** Extracted entries follows **

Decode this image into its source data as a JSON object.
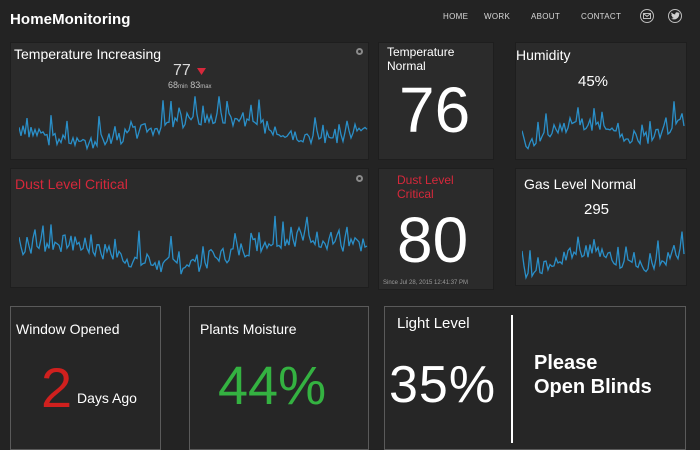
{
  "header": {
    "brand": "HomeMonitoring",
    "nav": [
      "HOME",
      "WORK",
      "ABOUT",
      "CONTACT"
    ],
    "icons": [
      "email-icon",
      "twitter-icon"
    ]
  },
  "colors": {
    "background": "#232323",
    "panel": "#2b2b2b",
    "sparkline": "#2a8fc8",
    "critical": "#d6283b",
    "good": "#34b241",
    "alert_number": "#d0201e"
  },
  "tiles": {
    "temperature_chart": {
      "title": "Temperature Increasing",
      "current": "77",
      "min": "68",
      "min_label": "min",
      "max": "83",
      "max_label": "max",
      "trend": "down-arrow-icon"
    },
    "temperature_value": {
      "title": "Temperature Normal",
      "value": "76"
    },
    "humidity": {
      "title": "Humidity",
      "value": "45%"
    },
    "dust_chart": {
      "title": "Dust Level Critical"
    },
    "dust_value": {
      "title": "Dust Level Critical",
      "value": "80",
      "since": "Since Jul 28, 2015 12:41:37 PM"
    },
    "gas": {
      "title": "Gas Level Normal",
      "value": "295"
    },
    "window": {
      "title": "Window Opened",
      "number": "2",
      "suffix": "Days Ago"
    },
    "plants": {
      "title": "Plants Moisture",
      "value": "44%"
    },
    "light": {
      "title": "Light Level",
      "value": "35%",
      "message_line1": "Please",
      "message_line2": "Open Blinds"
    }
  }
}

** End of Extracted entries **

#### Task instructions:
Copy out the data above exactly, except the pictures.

#### Task answer:
Decode this image into its source data as a JSON object.
{
  "header": {
    "brand": "HomeMonitoring",
    "nav": [
      "HOME",
      "WORK",
      "ABOUT",
      "CONTACT"
    ],
    "icons": [
      "email-icon",
      "twitter-icon"
    ]
  },
  "colors": {
    "background": "#232323",
    "panel": "#2b2b2b",
    "sparkline": "#2a8fc8",
    "critical": "#d6283b",
    "good": "#34b241",
    "alert_number": "#d0201e"
  },
  "tiles": {
    "temperature_chart": {
      "title": "Temperature Increasing",
      "current": "77",
      "min": "68",
      "min_label": "min",
      "max": "83",
      "max_label": "max",
      "trend": "down-arrow-icon"
    },
    "temperature_value": {
      "title": "Temperature Normal",
      "value": "76"
    },
    "humidity": {
      "title": "Humidity",
      "value": "45%"
    },
    "dust_chart": {
      "title": "Dust Level Critical"
    },
    "dust_value": {
      "title": "Dust Level Critical",
      "value": "80",
      "since": "Since Jul 28, 2015 12:41:37 PM"
    },
    "gas": {
      "title": "Gas Level Normal",
      "value": "295"
    },
    "window": {
      "title": "Window Opened",
      "number": "2",
      "suffix": "Days Ago"
    },
    "plants": {
      "title": "Plants Moisture",
      "value": "44%"
    },
    "light": {
      "title": "Light Level",
      "value": "35%",
      "message_line1": "Please",
      "message_line2": "Open Blinds"
    }
  }
}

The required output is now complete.